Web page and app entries
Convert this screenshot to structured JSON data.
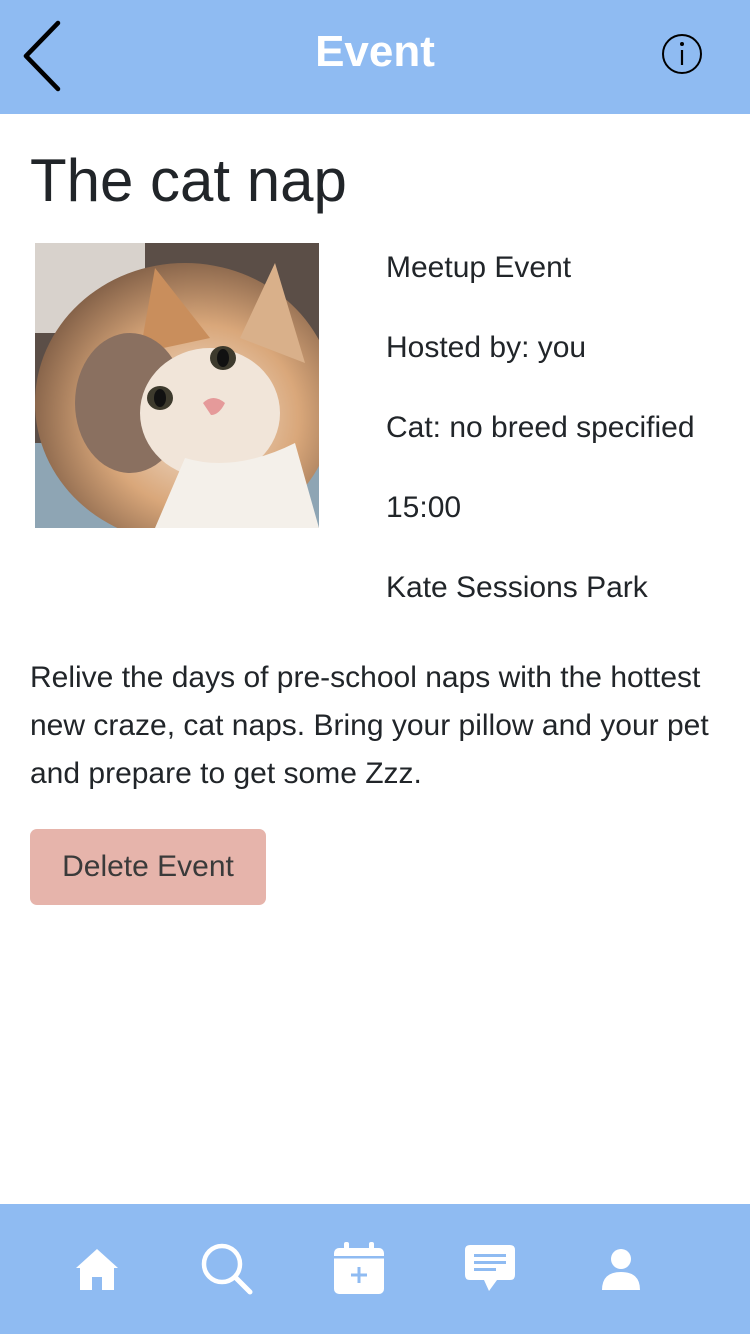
{
  "header": {
    "title": "Event",
    "back_icon": "chevron-left-icon",
    "info_icon": "info-icon"
  },
  "event": {
    "title": "The cat nap",
    "details": [
      "Meetup Event",
      "Hosted by: you",
      "Cat: no breed specified",
      "15:00",
      "Kate Sessions Park"
    ],
    "description": "Relive the days of pre-school naps with the hottest new craze, cat naps. Bring your pillow and your pet and prepare to get some Zzz.",
    "delete_label": "Delete Event"
  },
  "tabbar": {
    "items": [
      "home-icon",
      "search-icon",
      "calendar-add-icon",
      "chat-icon",
      "profile-icon"
    ]
  },
  "colors": {
    "accent": "#8fbbf2",
    "delete_button": "#e6b4ab",
    "text": "#212529"
  }
}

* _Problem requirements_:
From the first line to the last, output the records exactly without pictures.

* _Answer space_:
Convert this screenshot to structured JSON data.
{
  "header": {
    "title": "Event",
    "back_icon": "chevron-left-icon",
    "info_icon": "info-icon"
  },
  "event": {
    "title": "The cat nap",
    "details": [
      "Meetup Event",
      "Hosted by: you",
      "Cat: no breed specified",
      "15:00",
      "Kate Sessions Park"
    ],
    "description": "Relive the days of pre-school naps with the hottest new craze, cat naps. Bring your pillow and your pet and prepare to get some Zzz.",
    "delete_label": "Delete Event"
  },
  "tabbar": {
    "items": [
      "home-icon",
      "search-icon",
      "calendar-add-icon",
      "chat-icon",
      "profile-icon"
    ]
  },
  "colors": {
    "accent": "#8fbbf2",
    "delete_button": "#e6b4ab",
    "text": "#212529"
  }
}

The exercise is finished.